-- Extracted records --
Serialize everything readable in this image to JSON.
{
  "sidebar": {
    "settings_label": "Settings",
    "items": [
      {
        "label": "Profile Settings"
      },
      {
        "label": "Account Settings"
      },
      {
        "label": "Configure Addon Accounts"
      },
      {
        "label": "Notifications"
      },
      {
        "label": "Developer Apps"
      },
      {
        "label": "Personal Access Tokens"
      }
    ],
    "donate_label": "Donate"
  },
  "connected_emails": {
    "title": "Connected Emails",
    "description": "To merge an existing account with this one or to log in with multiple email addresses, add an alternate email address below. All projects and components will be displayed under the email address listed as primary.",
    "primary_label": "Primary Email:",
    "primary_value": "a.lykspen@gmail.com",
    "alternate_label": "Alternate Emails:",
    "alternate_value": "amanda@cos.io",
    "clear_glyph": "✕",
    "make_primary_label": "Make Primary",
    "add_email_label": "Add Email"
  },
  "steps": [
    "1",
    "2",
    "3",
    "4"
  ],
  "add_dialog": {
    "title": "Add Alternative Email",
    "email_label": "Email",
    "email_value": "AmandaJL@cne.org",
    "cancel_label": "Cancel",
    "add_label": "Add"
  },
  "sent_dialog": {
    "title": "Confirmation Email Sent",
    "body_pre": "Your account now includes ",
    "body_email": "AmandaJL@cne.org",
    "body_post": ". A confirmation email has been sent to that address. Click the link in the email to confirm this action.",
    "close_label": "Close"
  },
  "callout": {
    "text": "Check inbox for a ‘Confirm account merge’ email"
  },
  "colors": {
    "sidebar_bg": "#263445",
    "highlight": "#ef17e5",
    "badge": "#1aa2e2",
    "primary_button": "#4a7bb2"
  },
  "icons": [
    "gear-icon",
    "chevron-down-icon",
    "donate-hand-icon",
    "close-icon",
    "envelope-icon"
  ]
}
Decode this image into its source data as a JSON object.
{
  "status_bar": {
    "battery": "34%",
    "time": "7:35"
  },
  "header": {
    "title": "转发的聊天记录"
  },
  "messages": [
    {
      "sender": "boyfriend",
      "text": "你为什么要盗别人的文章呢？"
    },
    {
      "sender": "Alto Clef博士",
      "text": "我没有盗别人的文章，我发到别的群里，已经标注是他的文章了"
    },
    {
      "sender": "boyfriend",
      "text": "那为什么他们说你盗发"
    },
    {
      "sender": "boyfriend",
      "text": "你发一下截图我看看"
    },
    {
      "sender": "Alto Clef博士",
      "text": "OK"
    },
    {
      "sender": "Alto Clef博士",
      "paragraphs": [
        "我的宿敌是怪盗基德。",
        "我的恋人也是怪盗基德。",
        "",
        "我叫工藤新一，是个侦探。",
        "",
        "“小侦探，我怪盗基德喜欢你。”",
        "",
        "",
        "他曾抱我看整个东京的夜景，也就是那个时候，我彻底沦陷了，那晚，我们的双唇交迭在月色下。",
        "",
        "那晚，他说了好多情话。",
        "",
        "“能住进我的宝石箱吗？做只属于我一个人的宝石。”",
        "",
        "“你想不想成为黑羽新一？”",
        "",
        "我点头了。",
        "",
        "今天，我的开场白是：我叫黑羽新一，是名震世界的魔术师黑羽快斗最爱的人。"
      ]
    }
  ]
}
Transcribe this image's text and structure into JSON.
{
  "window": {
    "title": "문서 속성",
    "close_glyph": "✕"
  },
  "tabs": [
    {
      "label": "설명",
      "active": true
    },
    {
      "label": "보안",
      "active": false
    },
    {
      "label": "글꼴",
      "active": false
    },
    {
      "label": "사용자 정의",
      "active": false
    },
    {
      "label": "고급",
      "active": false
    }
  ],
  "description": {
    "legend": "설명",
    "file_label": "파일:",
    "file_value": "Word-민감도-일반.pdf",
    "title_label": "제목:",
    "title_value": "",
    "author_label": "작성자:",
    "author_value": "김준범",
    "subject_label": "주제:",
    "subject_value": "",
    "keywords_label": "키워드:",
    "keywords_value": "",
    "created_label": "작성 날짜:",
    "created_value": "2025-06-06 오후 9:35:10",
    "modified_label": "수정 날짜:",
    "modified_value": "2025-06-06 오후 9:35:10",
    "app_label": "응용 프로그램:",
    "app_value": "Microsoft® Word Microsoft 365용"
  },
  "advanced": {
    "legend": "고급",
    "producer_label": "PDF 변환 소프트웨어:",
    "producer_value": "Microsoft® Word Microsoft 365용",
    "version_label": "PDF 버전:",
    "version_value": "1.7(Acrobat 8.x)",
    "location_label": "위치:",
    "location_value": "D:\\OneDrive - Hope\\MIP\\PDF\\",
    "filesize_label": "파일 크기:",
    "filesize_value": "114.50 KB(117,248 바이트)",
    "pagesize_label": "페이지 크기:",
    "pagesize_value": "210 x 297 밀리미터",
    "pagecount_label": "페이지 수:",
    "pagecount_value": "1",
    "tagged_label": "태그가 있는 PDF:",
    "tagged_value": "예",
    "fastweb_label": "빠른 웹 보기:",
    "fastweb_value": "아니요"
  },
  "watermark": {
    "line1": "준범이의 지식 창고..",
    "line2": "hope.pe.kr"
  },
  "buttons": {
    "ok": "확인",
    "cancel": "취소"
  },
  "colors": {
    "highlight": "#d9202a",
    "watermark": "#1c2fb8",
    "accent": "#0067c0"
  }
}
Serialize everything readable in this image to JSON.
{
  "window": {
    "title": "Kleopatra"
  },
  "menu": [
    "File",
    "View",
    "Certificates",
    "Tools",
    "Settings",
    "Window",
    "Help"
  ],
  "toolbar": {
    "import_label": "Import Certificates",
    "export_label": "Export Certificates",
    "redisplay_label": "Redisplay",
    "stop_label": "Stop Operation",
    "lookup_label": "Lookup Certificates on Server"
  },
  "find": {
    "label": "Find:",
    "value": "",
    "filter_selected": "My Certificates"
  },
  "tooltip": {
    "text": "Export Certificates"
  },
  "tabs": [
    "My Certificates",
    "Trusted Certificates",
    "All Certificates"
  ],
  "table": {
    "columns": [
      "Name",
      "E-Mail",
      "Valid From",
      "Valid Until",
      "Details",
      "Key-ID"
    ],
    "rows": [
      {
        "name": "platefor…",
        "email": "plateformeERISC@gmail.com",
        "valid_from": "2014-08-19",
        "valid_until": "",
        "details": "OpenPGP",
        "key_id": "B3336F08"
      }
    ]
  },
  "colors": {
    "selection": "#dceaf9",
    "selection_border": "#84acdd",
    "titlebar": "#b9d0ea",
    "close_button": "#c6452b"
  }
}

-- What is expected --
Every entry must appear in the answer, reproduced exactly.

-- Exercise solution --
Serialize everything readable in this image to JSON.
{
  "sidebar": {
    "settings_label": "Settings",
    "items": [
      {
        "label": "Profile Settings"
      },
      {
        "label": "Account Settings"
      },
      {
        "label": "Configure Addon Accounts"
      },
      {
        "label": "Notifications"
      },
      {
        "label": "Developer Apps"
      },
      {
        "label": "Personal Access Tokens"
      }
    ],
    "donate_label": "Donate"
  },
  "connected_emails": {
    "title": "Connected Emails",
    "description": "To merge an existing account with this one or to log in with multiple email addresses, add an alternate email address below. All projects and components will be displayed under the email address listed as primary.",
    "primary_label": "Primary Email:",
    "primary_value": "a.lykspen@gmail.com",
    "alternate_label": "Alternate Emails:",
    "alternate_value": "amanda@cos.io",
    "clear_glyph": "✕",
    "make_primary_label": "Make Primary",
    "add_email_label": "Add Email"
  },
  "steps": [
    "1",
    "2",
    "3",
    "4"
  ],
  "add_dialog": {
    "title": "Add Alternative Email",
    "email_label": "Email",
    "email_value": "AmandaJL@cne.org",
    "cancel_label": "Cancel",
    "add_label": "Add"
  },
  "sent_dialog": {
    "title": "Confirmation Email Sent",
    "body_pre": "Your account now includes ",
    "body_email": "AmandaJL@cne.org",
    "body_post": ". A confirmation email has been sent to that address. Click the link in the email to confirm this action.",
    "close_label": "Close"
  },
  "callout": {
    "text": "Check inbox for a ‘Confirm account merge’ email"
  },
  "colors": {
    "sidebar_bg": "#263445",
    "highlight": "#ef17e5",
    "badge": "#1aa2e2",
    "primary_button": "#4a7bb2"
  },
  "icons": [
    "gear-icon",
    "chevron-down-icon",
    "donate-hand-icon",
    "close-icon",
    "envelope-icon"
  ]
}
Decode this image into its source data as a JSON object.
{
  "status_bar": {
    "battery": "34%",
    "time": "7:35"
  },
  "header": {
    "title": "转发的聊天记录"
  },
  "messages": [
    {
      "sender": "boyfriend",
      "text": "你为什么要盗别人的文章呢？"
    },
    {
      "sender": "Alto Clef博士",
      "text": "我没有盗别人的文章，我发到别的群里，已经标注是他的文章了"
    },
    {
      "sender": "boyfriend",
      "text": "那为什么他们说你盗发"
    },
    {
      "sender": "boyfriend",
      "text": "你发一下截图我看看"
    },
    {
      "sender": "Alto Clef博士",
      "text": "OK"
    },
    {
      "sender": "Alto Clef博士",
      "paragraphs": [
        "我的宿敌是怪盗基德。",
        "我的恋人也是怪盗基德。",
        "",
        "我叫工藤新一，是个侦探。",
        "",
        "“小侦探，我怪盗基德喜欢你。”",
        "",
        "",
        "他曾抱我看整个东京的夜景，也就是那个时候，我彻底沦陷了，那晚，我们的双唇交迭在月色下。",
        "",
        "那晚，他说了好多情话。",
        "",
        "“能住进我的宝石箱吗？做只属于我一个人的宝石。”",
        "",
        "“你想不想成为黑羽新一？”",
        "",
        "我点头了。",
        "",
        "今天，我的开场白是：我叫黑羽新一，是名震世界的魔术师黑羽快斗最爱的人。"
      ]
    }
  ]
}
Transcribe this image's text and structure into JSON.
{
  "window": {
    "title": "문서 속성",
    "close_glyph": "✕"
  },
  "tabs": [
    {
      "label": "설명",
      "active": true
    },
    {
      "label": "보안",
      "active": false
    },
    {
      "label": "글꼴",
      "active": false
    },
    {
      "label": "사용자 정의",
      "active": false
    },
    {
      "label": "고급",
      "active": false
    }
  ],
  "description": {
    "legend": "설명",
    "file_label": "파일:",
    "file_value": "Word-민감도-일반.pdf",
    "title_label": "제목:",
    "title_value": "",
    "author_label": "작성자:",
    "author_value": "김준범",
    "subject_label": "주제:",
    "subject_value": "",
    "keywords_label": "키워드:",
    "keywords_value": "",
    "created_label": "작성 날짜:",
    "created_value": "2025-06-06 오후 9:35:10",
    "modified_label": "수정 날짜:",
    "modified_value": "2025-06-06 오후 9:35:10",
    "app_label": "응용 프로그램:",
    "app_value": "Microsoft® Word Microsoft 365용"
  },
  "advanced": {
    "legend": "고급",
    "producer_label": "PDF 변환 소프트웨어:",
    "producer_value": "Microsoft® Word Microsoft 365용",
    "version_label": "PDF 버전:",
    "version_value": "1.7(Acrobat 8.x)",
    "location_label": "위치:",
    "location_value": "D:\\OneDrive - Hope\\MIP\\PDF\\",
    "filesize_label": "파일 크기:",
    "filesize_value": "114.50 KB(117,248 바이트)",
    "pagesize_label": "페이지 크기:",
    "pagesize_value": "210 x 297 밀리미터",
    "pagecount_label": "페이지 수:",
    "pagecount_value": "1",
    "tagged_label": "태그가 있는 PDF:",
    "tagged_value": "예",
    "fastweb_label": "빠른 웹 보기:",
    "fastweb_value": "아니요"
  },
  "watermark": {
    "line1": "준범이의 지식 창고..",
    "line2": "hope.pe.kr"
  },
  "buttons": {
    "ok": "확인",
    "cancel": "취소"
  },
  "colors": {
    "highlight": "#d9202a",
    "watermark": "#1c2fb8",
    "accent": "#0067c0"
  }
}
Serialize everything readable in this image to JSON.
{
  "window": {
    "title": "Kleopatra"
  },
  "menu": [
    "File",
    "View",
    "Certificates",
    "Tools",
    "Settings",
    "Window",
    "Help"
  ],
  "toolbar": {
    "import_label": "Import Certificates",
    "export_label": "Export Certificates",
    "redisplay_label": "Redisplay",
    "stop_label": "Stop Operation",
    "lookup_label": "Lookup Certificates on Server"
  },
  "find": {
    "label": "Find:",
    "value": "",
    "filter_selected": "My Certificates"
  },
  "tooltip": {
    "text": "Export Certificates"
  },
  "tabs": [
    "My Certificates",
    "Trusted Certificates",
    "All Certificates"
  ],
  "table": {
    "columns": [
      "Name",
      "E-Mail",
      "Valid From",
      "Valid Until",
      "Details",
      "Key-ID"
    ],
    "rows": [
      {
        "name": "platefor…",
        "email": "plateformeERISC@gmail.com",
        "valid_from": "2014-08-19",
        "valid_until": "",
        "details": "OpenPGP",
        "key_id": "B3336F08"
      }
    ]
  },
  "colors": {
    "selection": "#dceaf9",
    "selection_border": "#84acdd",
    "titlebar": "#b9d0ea",
    "close_button": "#c6452b"
  }
}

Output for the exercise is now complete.